[Directions] Lines with the word "Editor" are the answer; copy each of them from the data below.

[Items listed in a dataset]

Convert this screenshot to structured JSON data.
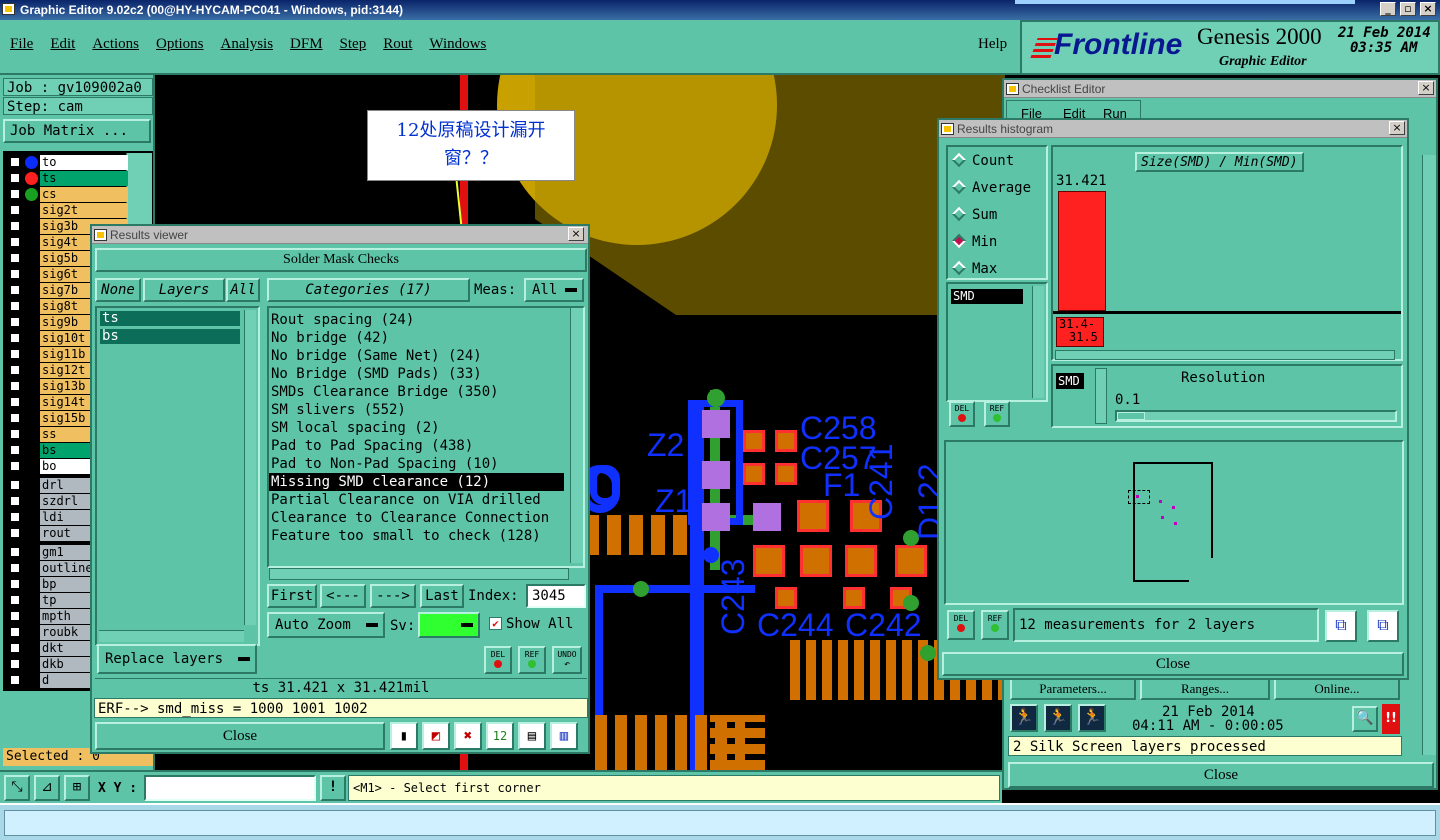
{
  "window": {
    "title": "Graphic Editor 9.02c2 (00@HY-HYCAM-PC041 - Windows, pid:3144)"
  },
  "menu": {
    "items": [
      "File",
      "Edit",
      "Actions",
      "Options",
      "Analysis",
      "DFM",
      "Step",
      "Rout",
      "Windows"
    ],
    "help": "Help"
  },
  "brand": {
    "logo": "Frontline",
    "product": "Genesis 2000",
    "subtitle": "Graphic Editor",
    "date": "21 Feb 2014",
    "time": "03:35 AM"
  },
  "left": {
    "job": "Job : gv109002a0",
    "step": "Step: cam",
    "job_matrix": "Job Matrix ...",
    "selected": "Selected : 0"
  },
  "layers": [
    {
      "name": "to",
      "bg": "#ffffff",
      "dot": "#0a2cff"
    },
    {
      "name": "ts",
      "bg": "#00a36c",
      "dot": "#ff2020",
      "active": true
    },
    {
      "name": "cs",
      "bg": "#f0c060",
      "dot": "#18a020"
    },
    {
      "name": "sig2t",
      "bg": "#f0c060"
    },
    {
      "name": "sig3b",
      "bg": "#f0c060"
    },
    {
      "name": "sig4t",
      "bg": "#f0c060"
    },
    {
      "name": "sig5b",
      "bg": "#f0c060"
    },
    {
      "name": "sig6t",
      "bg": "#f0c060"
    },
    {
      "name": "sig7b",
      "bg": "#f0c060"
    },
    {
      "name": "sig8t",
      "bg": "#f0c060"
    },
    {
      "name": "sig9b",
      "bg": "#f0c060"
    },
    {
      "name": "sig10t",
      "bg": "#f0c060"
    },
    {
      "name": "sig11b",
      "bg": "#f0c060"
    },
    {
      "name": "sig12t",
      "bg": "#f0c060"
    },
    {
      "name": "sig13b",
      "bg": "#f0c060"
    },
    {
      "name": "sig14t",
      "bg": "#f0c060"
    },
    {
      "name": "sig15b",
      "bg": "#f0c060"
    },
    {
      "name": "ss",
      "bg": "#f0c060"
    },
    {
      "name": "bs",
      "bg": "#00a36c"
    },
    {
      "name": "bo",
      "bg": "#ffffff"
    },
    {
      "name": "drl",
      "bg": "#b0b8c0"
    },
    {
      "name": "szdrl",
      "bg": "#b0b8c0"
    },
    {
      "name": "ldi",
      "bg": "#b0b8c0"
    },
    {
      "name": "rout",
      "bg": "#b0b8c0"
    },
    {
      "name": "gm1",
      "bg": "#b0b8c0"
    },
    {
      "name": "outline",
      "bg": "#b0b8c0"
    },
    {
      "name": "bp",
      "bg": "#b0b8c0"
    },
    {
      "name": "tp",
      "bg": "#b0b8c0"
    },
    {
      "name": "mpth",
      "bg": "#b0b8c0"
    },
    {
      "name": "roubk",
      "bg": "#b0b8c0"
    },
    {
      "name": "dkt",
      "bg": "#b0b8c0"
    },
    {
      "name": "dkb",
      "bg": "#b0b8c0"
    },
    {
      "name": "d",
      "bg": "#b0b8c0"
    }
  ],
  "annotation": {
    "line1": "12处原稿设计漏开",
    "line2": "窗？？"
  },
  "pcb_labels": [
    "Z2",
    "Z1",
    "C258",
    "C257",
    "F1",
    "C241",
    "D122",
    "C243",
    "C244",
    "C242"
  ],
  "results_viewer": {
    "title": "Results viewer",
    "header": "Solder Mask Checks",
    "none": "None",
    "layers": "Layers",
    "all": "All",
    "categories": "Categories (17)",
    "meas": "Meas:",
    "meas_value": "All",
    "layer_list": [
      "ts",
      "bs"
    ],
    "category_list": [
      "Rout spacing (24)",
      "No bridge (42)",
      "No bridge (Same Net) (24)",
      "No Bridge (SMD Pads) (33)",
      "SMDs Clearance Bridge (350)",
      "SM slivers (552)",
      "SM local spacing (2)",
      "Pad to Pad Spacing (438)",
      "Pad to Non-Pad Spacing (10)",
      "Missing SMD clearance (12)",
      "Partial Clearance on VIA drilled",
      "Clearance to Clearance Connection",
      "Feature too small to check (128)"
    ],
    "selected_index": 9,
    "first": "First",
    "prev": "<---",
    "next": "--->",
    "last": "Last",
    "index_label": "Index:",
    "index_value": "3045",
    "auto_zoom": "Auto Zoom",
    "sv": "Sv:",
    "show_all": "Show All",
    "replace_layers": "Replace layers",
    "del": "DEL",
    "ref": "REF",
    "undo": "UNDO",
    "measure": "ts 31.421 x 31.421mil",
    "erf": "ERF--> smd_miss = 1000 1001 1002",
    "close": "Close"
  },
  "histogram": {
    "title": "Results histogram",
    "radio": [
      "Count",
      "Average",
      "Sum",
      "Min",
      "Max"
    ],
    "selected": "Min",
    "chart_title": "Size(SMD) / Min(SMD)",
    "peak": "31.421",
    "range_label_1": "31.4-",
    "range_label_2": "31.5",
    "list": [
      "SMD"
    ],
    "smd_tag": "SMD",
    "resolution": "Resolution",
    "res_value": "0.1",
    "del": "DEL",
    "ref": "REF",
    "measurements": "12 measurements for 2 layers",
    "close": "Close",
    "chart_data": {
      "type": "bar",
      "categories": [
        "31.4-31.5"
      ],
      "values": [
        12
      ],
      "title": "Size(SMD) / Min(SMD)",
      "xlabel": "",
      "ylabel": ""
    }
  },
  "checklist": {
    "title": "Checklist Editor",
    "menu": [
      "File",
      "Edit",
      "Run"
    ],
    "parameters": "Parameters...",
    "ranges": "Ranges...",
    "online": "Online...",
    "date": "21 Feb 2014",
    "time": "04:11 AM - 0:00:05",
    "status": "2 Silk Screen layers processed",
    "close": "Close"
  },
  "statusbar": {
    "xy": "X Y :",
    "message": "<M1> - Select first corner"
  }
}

[Reply]
    "title": "Graphic Editor 9.02c2 (00@HY-HYCAM-PC041 - Windows, pid:3144)"
    "subtitle": "Graphic Editor",
    "title": "Checklist Editor",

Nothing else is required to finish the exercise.